In 2010, I.C.E. launched an interactive text-messaging  campaign to increase new prepaid debit card sales at check cashing locations as well as driving on-going usage of those cards.  The first step was deciding who the best prospects were to target.

By looking at the existing best customer and prospect demographic and building a comprehensive demographic model, we were able to pinpoint the neighborhoods and commuter routes of these target consumers.  With this information in hand, we deployed the SMS Campaign creative into the marketplace.

The out-of-home marketing pieces included billboards, interior & exterior bus insert signs, train station boards, an I.C.E. truck wrap and a branded Twitter page.  The creative offer incentivized the consumer to text ICE1 to 99158 for a chance to WIN $100 or a FREE I.C.E. Visa Debit Card.

Each month, I.C.E. randomly selects 10 winners of the $100 promotion and all of the rest of the customers receive a text coupon for a free load onto their I.C.E. card.  Both the outgoing texts (winning and conciliation) serve to lure the I.C.E. merchant locator to find the nearest I.C.E. check cashing location to redeem.

Once the customer is inside the store, the next step is for the in-store experience to strongly support your “out-of-home” efforts.  In the case of I.C.E., posters, standees, window decals and counter mats all push the I.C.E. brand at the point-of-sale.

Greater Levels

If the check casher wants to take a marketing campaign to the next level, one of the most engaging in-store platforms is the screens and hi-def TV ads created for the iCASHtv in-store digital video system designed specifically for check cashing locations.

The state-of-the art system, a commercial grade large screen LCD and in-ceiling speakers, allows the check casher to push not only their brand, but also their services and products, like the I.C.E. card, MoneyGram, Western Union, etc.

iCASHtv cuts through the clutter of the traditional in-store experience and captures the customer at the point of sale — allowing the customer to ask about, or request the card, rather than relying on the teller to sell the service.

Since launching the program in 2010, I.C.E. and its partner check cashers have seen a dramatic up-tick in card sales and card loads that coincide with the monthly SMS text messaging coupons.  With the great success of the promotion, I.C.E. is currently planning to expand the campaign and its frequency into other markets.

By embracing modern customer marketing channels and the ability to connect the brand with the check cashing customer, our industry can better embrace the new environment and learn to compete against the non-traditional players that are encroaching on the check cashing industry at every turn.

The question can no longer be “should I advertise my brand and service”, but rather how can I use advertising to better reach and keep my prospects and customers.
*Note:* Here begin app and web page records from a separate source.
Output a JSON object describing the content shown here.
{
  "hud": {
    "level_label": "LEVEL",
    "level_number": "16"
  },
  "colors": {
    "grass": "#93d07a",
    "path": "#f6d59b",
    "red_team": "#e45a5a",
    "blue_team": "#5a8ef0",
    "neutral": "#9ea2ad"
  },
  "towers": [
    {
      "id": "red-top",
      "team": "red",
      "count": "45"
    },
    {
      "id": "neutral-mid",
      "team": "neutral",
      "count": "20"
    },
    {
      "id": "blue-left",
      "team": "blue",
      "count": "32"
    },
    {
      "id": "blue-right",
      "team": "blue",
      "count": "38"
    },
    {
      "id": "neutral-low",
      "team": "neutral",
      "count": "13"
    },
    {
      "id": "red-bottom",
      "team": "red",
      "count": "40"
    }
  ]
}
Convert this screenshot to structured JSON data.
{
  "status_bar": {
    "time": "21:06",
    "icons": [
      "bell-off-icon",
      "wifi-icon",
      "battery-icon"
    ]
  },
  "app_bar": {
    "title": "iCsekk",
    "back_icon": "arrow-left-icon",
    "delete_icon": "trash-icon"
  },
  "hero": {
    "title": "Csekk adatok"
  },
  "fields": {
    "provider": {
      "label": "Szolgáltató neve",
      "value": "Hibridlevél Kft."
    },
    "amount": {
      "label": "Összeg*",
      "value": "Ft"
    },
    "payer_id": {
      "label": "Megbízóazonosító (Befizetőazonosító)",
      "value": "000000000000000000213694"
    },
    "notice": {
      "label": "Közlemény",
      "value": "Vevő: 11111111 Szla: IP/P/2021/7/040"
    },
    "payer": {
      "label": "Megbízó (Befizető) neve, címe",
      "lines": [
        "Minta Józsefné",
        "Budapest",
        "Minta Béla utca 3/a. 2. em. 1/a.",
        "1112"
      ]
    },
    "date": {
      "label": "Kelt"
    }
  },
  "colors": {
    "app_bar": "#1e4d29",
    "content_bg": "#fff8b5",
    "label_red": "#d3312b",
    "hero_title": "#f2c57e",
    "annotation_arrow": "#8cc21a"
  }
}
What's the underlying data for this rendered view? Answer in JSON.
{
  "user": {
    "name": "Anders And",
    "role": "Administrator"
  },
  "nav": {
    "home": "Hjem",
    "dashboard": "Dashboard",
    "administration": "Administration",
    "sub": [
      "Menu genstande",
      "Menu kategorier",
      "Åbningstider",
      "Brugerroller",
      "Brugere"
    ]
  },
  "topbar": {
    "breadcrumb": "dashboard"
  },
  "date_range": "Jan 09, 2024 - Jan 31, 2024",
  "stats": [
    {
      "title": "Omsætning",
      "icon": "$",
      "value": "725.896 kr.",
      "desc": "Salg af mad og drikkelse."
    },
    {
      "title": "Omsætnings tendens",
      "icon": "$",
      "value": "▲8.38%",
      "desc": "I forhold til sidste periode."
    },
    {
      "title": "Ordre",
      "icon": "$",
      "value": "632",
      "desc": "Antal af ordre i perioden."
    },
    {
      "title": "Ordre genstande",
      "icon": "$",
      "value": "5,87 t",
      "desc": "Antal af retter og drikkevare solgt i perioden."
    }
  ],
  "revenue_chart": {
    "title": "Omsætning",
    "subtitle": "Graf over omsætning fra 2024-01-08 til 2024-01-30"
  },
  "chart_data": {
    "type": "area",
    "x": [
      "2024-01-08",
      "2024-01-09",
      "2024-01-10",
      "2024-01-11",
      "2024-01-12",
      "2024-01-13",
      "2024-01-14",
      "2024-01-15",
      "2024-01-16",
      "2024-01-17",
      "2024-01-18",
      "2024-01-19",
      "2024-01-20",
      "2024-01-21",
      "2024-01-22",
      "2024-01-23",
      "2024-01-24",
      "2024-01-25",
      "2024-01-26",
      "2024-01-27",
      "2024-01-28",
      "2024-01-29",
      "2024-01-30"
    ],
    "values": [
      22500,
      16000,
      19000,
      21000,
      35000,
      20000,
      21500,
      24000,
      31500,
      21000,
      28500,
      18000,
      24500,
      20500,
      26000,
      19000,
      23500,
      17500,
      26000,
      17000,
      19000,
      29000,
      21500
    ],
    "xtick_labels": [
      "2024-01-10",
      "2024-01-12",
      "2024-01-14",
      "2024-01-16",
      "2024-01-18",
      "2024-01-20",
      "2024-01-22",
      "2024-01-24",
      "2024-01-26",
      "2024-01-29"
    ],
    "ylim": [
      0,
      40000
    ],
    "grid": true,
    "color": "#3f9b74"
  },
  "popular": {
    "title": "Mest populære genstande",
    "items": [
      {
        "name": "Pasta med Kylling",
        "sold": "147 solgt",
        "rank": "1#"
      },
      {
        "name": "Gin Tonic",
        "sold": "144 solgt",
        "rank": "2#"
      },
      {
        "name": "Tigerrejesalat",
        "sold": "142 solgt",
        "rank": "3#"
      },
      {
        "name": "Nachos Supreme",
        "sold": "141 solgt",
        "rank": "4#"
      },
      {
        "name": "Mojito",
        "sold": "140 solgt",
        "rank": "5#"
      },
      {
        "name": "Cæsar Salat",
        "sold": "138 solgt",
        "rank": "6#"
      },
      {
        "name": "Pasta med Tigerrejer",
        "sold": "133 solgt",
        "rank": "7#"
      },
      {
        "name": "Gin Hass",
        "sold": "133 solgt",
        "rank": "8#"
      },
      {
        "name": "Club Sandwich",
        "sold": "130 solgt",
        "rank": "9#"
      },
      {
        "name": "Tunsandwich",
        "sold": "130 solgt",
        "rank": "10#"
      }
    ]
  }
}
Sheldon Silverman is the CEO of SmartBomb Media Group / iCASHtv Network and serves as Board Advisor to International Cash Exchange Card, LLC. He will be leading a seminar entitled “The Ideal Customer Experience – Harnessing In-Store and Mobile Marketing to Increase Share of Wallet” at the FiSCA 2010 convention in October.